I visited the neighbor. First a local boy’s dog seemed to be the guilty one, although the video wasn’t close enough to be conclusive, unfortunately. I took it to another neighbor without making an accusation, to ask for advice. He said that a new dog had attached itself to another neighbor lady, and that this one also had a reputation for chicken-killing: hers and others’. Hmmm! This seemed a much more likely suspect.

I then visited her with the video and saw the canine in question: again, unsure. She would be quite happy for us to kill the dog, though, if it was the one, as it had already proved to be a nuisance!
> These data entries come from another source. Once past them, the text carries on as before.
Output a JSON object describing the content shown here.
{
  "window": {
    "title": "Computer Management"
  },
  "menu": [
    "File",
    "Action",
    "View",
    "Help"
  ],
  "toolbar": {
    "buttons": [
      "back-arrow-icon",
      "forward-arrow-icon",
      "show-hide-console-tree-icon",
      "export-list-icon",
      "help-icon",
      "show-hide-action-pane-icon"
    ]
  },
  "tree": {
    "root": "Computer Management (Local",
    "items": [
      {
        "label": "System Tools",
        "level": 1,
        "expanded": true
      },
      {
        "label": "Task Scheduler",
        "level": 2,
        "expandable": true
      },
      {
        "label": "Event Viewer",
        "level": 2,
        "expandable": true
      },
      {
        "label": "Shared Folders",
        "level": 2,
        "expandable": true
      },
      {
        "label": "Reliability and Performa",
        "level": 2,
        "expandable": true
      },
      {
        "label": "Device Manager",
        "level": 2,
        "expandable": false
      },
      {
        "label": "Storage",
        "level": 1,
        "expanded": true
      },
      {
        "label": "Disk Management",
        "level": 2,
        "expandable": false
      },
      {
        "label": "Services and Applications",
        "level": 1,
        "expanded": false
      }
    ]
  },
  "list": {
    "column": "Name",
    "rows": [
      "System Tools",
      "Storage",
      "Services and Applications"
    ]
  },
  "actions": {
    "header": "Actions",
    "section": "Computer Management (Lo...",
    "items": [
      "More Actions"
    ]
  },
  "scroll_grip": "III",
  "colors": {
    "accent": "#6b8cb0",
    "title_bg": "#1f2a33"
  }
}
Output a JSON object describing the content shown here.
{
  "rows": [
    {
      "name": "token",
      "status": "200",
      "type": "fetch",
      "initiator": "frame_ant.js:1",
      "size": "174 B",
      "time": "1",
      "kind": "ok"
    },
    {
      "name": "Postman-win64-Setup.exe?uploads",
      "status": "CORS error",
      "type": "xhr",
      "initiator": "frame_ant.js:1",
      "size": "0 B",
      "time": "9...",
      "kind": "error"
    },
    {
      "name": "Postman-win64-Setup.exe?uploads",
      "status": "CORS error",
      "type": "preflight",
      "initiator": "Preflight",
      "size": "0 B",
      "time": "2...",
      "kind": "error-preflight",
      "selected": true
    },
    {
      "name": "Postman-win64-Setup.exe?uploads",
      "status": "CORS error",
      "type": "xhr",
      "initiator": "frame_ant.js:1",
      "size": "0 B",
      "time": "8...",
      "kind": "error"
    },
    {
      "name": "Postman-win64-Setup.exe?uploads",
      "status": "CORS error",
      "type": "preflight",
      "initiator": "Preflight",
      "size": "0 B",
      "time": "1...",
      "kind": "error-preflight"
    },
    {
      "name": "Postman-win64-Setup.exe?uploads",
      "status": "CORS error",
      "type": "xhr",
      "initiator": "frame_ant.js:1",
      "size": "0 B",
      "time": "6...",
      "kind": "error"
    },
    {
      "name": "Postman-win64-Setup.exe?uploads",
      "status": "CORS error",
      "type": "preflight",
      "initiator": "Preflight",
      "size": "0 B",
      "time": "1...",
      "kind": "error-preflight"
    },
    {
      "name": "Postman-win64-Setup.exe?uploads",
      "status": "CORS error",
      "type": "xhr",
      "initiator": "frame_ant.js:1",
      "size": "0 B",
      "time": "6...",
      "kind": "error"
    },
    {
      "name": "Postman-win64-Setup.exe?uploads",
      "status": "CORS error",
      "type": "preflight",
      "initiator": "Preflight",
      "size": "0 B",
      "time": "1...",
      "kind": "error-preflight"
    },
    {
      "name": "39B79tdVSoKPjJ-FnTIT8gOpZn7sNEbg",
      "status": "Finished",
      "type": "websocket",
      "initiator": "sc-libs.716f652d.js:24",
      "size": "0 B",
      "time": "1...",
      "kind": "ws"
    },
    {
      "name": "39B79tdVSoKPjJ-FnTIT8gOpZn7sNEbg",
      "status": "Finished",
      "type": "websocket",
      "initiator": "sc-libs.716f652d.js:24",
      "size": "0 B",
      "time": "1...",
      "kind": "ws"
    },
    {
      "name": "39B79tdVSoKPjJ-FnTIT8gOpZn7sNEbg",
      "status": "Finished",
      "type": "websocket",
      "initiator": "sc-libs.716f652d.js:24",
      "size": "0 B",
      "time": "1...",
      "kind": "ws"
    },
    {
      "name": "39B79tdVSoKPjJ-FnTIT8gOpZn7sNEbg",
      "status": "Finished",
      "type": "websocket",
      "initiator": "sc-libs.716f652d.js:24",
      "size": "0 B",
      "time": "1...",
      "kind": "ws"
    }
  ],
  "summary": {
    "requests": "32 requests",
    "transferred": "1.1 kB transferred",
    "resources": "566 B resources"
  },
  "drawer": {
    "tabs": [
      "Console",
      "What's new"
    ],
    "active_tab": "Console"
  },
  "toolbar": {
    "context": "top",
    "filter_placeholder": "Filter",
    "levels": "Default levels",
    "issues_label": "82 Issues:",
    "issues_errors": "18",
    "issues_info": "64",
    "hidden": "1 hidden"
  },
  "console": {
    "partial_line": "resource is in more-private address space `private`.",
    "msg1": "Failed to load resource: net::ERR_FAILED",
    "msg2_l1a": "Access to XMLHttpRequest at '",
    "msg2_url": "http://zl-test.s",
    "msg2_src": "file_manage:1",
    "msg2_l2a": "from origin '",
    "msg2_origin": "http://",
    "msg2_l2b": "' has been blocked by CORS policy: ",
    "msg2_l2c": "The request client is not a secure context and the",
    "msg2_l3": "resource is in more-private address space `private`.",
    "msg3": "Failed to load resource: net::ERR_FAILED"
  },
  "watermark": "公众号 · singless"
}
Welcome to village justice.

I then returned home and asked for the best eyewitness. He and I checked out the last suspect close-up and he denied flatly that this was the one. Whose dog, then? We had already eliminated two possibilities!

A third one now entered testimony, however, belonging to another, far away neighbor boy who had been seen with it right before the incident. He was gone now, though, so this was going to be tricky. Also, my guests all had to leave the next day, so their accounts were going to lose value.

I was left with coq au vin and questions: Can I ask to see the last dog and compare it with the video? Yes: this might solve it. How can I prevent further such attacks? I must not lose the right to keep my barn door open for the poultry to come and go as they please and for them to roam!

1. I could state that I'll be leaving dog poison around the barn, and that it's dog owners' responsibility to leash their animals on my property. This would endear me to none of my near neighbors, whose dogs do move as they like and have not been a problem at all to date.

2. I could install a dog-deterring ultrasound device, as specific to them as the poison would be, near the barn; it would run on rechargeable batteries, but I'd have to buy it online and have it shipped in. No one would object to this, though.

3. I could make a chicken-wire half-height door for the barn, onto and over which the chickens could jump, but too high for dogs. This is my favorite choice, though admittedly it would solve nothing for risks outside the barn; everyone's chickens are entirely free-range anyway, not even recognizing their owner's fences. But this is likely the solution I'll choose.

As for the main suspect, I still have to confront its owner and demand that he prevent this from happening again. I should do this, for my own and others' poultry's safety. Good lessons learned!

Tony Hanmer has lived in Georgia since 1999, in Svaneti since 2007, and been a weekly writer for GT since early 2011. He runs the “Svaneti Renaissance” Facebook group, now with nearly 2000 members, at

He and his wife also run their own guest house in Etseri:

By Tony Hanmer

16 January 2020 17:59